* _WORK INSTRUCTIONS_
Write the entries out again in full and unchanged, dropping every image.
STUDY MATERIAL START
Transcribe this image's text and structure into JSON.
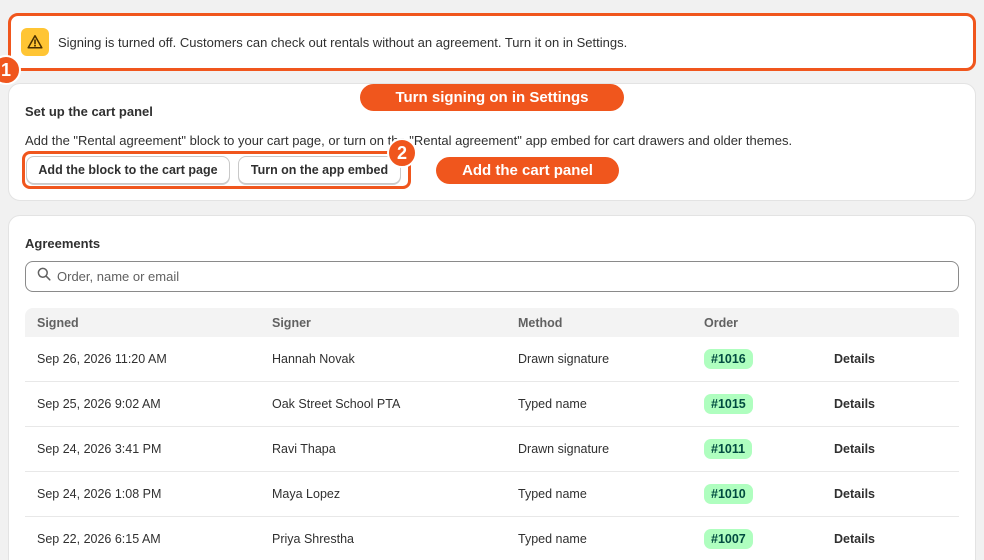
{
  "banner": {
    "text": "Signing is turned off. Customers can check out rentals without an agreement. Turn it on in Settings.",
    "step": "1",
    "accent_color": "#f0561d",
    "icon": "warning-icon"
  },
  "callouts": {
    "settings": "Turn signing on in Settings",
    "cart_panel": "Add the cart panel",
    "step2": "2"
  },
  "cart_panel": {
    "title": "Set up the cart panel",
    "description": "Add the \"Rental agreement\" block to your cart page, or turn on the \"Rental agreement\" app embed for cart drawers and older themes.",
    "add_block_label": "Add the block to the cart page",
    "app_embed_label": "Turn on the app embed"
  },
  "agreements": {
    "title": "Agreements",
    "search_placeholder": "Order, name or email",
    "columns": [
      "Signed",
      "Signer",
      "Method",
      "Order",
      ""
    ],
    "rows": [
      {
        "signed": "Sep 26, 2026 11:20 AM",
        "signer": "Hannah Novak",
        "method": "Drawn signature",
        "order": "#1016",
        "action": "Details"
      },
      {
        "signed": "Sep 25, 2026 9:02 AM",
        "signer": "Oak Street School PTA",
        "method": "Typed name",
        "order": "#1015",
        "action": "Details"
      },
      {
        "signed": "Sep 24, 2026 3:41 PM",
        "signer": "Ravi Thapa",
        "method": "Drawn signature",
        "order": "#1011",
        "action": "Details"
      },
      {
        "signed": "Sep 24, 2026 1:08 PM",
        "signer": "Maya Lopez",
        "method": "Typed name",
        "order": "#1010",
        "action": "Details"
      },
      {
        "signed": "Sep 22, 2026 6:15 AM",
        "signer": "Priya Shrestha",
        "method": "Typed name",
        "order": "#1007",
        "action": "Details"
      }
    ]
  }
}
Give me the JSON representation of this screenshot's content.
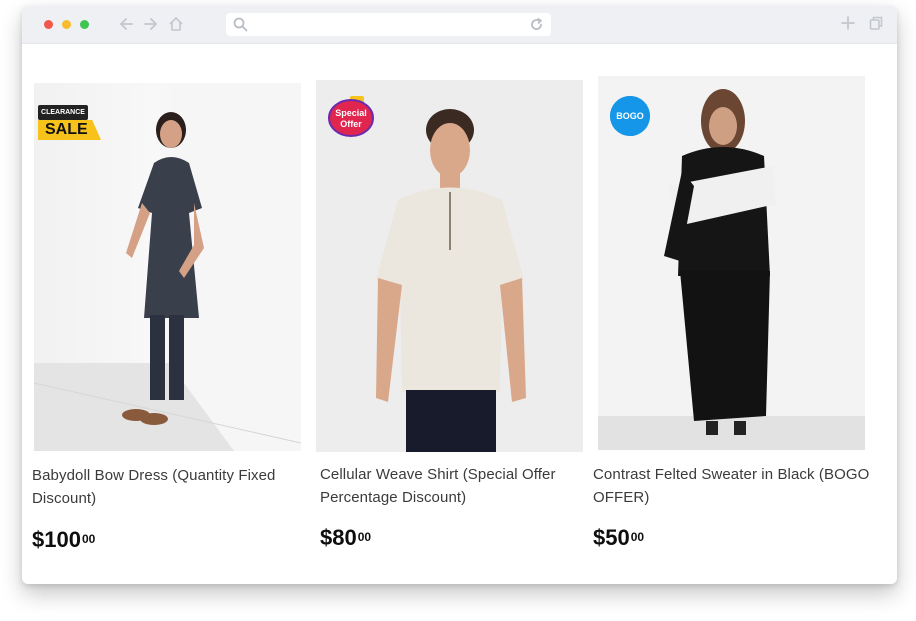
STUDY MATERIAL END
* _RESULT FOR THIS TASK_
Transcribe this image's text and structure into JSON.
{
  "banner": {
    "text": "Signing is turned off. Customers can check out rentals without an agreement. Turn it on in Settings.",
    "step": "1",
    "accent_color": "#f0561d",
    "icon": "warning-icon"
  },
  "callouts": {
    "settings": "Turn signing on in Settings",
    "cart_panel": "Add the cart panel",
    "step2": "2"
  },
  "cart_panel": {
    "title": "Set up the cart panel",
    "description": "Add the \"Rental agreement\" block to your cart page, or turn on the \"Rental agreement\" app embed for cart drawers and older themes.",
    "add_block_label": "Add the block to the cart page",
    "app_embed_label": "Turn on the app embed"
  },
  "agreements": {
    "title": "Agreements",
    "search_placeholder": "Order, name or email",
    "columns": [
      "Signed",
      "Signer",
      "Method",
      "Order",
      ""
    ],
    "rows": [
      {
        "signed": "Sep 26, 2026 11:20 AM",
        "signer": "Hannah Novak",
        "method": "Drawn signature",
        "order": "#1016",
        "action": "Details"
      },
      {
        "signed": "Sep 25, 2026 9:02 AM",
        "signer": "Oak Street School PTA",
        "method": "Typed name",
        "order": "#1015",
        "action": "Details"
      },
      {
        "signed": "Sep 24, 2026 3:41 PM",
        "signer": "Ravi Thapa",
        "method": "Drawn signature",
        "order": "#1011",
        "action": "Details"
      },
      {
        "signed": "Sep 24, 2026 1:08 PM",
        "signer": "Maya Lopez",
        "method": "Typed name",
        "order": "#1010",
        "action": "Details"
      },
      {
        "signed": "Sep 22, 2026 6:15 AM",
        "signer": "Priya Shrestha",
        "method": "Typed name",
        "order": "#1007",
        "action": "Details"
      }
    ]
  }
}
Give me the JSON representation of this screenshot's content.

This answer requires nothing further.